Lynx: Canada’s new high-value payment system
An interview with Mike Hoganson, Director, Lynx, at Payments Canada
Financial IT: Mike, could you please briefly explain the history of Lynx, in the context of where Canada’s high-value payment system has come from and where it is going?
Mike Hoganson (MH): In 2016, Payments Canada released the Vision for the Canadian Payments Ecosystem. To support the long-term growth of Canada’s economy and payment needs of today and in the future, a fundamental part of this Vision was the introduction of a new high-value payment system.
Planning for this new system began in 2017, in partnership with various stakeholders- including the Bank of Canada, our regulators, our members and our technology partners. To mitigate risk, a decision was made to release Lynx in two stages.
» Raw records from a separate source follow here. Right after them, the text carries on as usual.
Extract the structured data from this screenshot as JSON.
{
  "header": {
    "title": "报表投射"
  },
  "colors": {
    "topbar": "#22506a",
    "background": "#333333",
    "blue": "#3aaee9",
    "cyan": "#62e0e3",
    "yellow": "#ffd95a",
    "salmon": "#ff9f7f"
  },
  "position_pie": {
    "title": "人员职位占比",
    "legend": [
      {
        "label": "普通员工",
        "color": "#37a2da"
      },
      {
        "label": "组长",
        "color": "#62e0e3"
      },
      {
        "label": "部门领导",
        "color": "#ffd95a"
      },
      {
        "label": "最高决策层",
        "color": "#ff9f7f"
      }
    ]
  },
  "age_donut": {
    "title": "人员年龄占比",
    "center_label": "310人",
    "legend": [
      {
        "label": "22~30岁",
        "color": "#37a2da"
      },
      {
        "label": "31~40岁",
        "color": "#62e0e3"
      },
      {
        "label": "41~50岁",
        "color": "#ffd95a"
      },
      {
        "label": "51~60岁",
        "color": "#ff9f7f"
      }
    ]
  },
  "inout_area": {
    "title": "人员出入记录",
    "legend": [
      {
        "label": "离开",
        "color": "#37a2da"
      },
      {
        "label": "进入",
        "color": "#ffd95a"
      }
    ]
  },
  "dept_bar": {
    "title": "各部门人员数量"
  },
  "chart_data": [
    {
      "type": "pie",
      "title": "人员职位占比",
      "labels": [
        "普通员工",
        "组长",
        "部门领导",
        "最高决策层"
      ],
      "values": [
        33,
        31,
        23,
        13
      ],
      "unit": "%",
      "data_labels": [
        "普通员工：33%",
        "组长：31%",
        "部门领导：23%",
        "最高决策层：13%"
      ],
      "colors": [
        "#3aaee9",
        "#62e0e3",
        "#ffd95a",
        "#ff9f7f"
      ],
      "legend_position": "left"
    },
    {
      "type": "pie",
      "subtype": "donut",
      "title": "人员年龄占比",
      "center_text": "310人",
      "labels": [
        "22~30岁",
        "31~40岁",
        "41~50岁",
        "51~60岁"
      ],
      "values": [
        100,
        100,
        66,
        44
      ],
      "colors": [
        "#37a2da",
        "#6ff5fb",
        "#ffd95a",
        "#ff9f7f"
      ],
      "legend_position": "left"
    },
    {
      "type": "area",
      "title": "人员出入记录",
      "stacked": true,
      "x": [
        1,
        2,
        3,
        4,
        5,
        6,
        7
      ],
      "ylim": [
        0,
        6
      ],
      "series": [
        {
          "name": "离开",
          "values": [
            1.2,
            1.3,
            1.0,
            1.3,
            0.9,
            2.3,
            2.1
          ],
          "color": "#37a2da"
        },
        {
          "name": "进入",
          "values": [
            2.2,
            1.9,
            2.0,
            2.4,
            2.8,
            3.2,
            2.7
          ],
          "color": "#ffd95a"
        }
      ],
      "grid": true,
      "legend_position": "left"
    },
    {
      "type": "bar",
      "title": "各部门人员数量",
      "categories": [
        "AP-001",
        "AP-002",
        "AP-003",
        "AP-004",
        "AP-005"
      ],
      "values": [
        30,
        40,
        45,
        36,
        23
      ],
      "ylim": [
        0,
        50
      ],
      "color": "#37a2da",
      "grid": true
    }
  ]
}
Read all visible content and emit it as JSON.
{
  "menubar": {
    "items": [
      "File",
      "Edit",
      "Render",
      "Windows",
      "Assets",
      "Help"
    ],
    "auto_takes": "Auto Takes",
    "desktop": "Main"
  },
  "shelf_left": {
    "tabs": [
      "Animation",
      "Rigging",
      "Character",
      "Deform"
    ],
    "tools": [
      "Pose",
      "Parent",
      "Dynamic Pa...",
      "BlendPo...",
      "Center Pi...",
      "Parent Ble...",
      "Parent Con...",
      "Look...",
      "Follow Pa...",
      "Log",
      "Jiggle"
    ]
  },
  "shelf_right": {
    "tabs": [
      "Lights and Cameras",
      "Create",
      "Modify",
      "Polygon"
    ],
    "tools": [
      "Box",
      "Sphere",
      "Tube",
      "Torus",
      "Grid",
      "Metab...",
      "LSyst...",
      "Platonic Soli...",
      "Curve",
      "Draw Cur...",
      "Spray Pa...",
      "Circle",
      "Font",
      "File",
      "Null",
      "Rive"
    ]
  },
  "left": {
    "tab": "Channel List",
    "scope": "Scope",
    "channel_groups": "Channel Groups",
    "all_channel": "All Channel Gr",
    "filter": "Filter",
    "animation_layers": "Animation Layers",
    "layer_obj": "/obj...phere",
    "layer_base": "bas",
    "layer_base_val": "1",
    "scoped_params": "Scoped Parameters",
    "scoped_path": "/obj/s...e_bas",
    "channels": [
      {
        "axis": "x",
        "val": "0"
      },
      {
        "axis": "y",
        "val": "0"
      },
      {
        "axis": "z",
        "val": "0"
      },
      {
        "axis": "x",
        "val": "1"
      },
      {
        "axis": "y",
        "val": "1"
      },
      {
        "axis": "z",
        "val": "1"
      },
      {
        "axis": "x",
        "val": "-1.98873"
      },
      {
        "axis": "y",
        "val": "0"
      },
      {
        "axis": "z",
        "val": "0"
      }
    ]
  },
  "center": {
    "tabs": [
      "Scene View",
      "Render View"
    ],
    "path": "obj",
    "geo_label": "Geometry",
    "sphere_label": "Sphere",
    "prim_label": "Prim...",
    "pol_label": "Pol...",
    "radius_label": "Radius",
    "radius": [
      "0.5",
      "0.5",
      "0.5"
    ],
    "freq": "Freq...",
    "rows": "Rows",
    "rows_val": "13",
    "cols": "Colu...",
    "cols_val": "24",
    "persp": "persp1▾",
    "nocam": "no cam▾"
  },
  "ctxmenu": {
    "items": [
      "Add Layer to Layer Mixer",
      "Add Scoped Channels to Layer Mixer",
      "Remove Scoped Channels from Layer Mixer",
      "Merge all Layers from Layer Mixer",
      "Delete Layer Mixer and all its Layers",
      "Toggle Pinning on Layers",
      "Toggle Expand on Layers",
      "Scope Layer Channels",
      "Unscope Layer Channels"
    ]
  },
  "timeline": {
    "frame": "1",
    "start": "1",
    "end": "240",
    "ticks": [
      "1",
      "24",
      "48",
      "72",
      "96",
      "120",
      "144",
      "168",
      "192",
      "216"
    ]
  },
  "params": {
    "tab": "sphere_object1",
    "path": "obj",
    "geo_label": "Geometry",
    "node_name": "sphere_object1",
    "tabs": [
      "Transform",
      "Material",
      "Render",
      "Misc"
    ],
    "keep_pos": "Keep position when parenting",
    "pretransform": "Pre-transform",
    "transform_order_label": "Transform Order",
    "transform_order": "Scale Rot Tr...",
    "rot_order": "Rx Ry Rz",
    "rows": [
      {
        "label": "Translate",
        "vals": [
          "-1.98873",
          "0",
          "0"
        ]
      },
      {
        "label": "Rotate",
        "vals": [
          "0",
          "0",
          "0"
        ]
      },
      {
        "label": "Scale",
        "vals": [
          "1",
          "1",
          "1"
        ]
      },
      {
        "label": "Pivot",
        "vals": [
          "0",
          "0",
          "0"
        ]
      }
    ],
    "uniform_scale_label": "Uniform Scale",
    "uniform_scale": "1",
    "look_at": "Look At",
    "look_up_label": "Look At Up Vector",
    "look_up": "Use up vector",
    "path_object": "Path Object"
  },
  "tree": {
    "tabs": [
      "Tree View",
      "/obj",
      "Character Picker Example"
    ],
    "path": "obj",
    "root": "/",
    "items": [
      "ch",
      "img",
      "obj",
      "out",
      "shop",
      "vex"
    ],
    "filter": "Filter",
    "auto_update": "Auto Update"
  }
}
In Summer 2021, Payments Canada successfully launched the first release of Lynx to replace the Large Value Transfer System (LVTS), which served as Canada’s high-value payment system for over 20 years. This first release included a new risk model and new technology (application and infrastructure). Release Two will take place in November 2022, and will deliver end-to-end support for ISO 20022 messaging standard that will enable data-rich payments.
Financial IT: Does this mean Lynx is all about ISO 20022?
MH: Yes and no. Lynx, first and foremost, is about safety and soundness and effectively managing the settlement of high-value payments.
When we embarked on the modernisation journey, we realised that Canada’s payment systems could and should be able to handle much more data and offer more reporting capabilities. By the end of this year, that will include ISO 20022 messages, which can incorporate structured remittance data such as purchase order details, invoice reference numbers and much more.
Lynx is very data-rich relative to LVTS. The financial institutions that use it have access to key metrics in real-time, as well as databases that underpin historical reports. The wealth of data and enhanced reporting capabilities available - and not just because of the move to ISO 20022 messaging - are some of the key benefits of the Lynx system.
Financial IT: What are the other key features of Lynx that you would highlight?
MH: First off, I’d note that Lynx is designed as an open and accessible system. It can and does capture most of the value that is exchanged daily through the payment systems in Canada. In terms of hard numbers, in its first year of operations, Lynx cleared and settled over 12 million payments valued at $115 trillion - or an average of just under 50,000 items worth about C$500 billion daily.
Although it is a high-value payment system, there are no minimum volume or value requirements for participation.
Any deposit-taking financial institution that is a member of Payments Canada can be involved with Lynx. There are four conditions for involvement. The member institution in question must: maintain a settlement account at the Bank of Canada; be able to pledge the necessary collateral to the Bank of Canada for Lynx purposes; meet the technical requirements that are set out in the Lynx Rules; and be a member of SWIFT. There are some institutions that are not directly involved with Lynx but access the system via institutions that are directly involved.
There are also new APIs, which provide Lynx participants with the ability to integrate directly with the system, making use of cutting-edge technology and gives the system flexibility.
In addition, we have had to focus on risk and governance processes. We have had to ensure that a completely new stack of technology will work reliably and understand the risks for each participating institution.
Financial IT: The focus on risk required a lot of testing, right?
MH: Definitely. The launch of Lynx was a significant collaborative effort. As a part of our preparation for Lynx, Payments Canada tested the system in partnership with our technology partners, IBM, Nexi and SWIFT, the Bank of Canada and our 16 participants over five months. We looked at all kinds of contingencies in order to identify fallback solutions. We only launched Lynx once the testing had confirmed that the system was ready to go live.
At this point, I’d note that we were ready to go live at the time that we had originally envisaged. I am very proud of the dedication and professionalism of the team at Payments Canada. Thanks in part to our very strong relationships with the participants and in part to our ability to work remotely, the COVID-19 pandemic had no impact on our go-live date.
Financial IT: What would be your ‘elevator pitch’ description of Lynx?
MH: Lynx is Canada’s high-value payment system. Based on the real-time gross settlement (RTGS) model, Lynx processes large value, time-critical payments with real-time settlement finality. Relative to its predecessors, it is rich in terms of the data that is provided to participants. It will be fully aligned with SWIFT’s ISO20022 protocols by the end of 2022.
From the point of view of the Bank of Canada, Lynx is a systemically important payment system under the Payment Clearing and Settlement Act. Lynx makes possible the safe sending of large-value payments. It is also a critical part of the infrastructure through which the Bank of Canada executes monetary policy. For these reasons, Lynx plays an absolutely central role in the economy.
Financial IT: Thank you.
Payments Canada is a public-purpose, non-profit company that is fully funded by its members. Employing around 270 full-time staff, its headquarters is in Ottawa and it has an office in the financial district of Toronto.
Payments Canada supports Canada’s financial system and economy by owning and operating the country’s payment clearing and settlement infrastructure, including the relevant by-laws, rules and standards.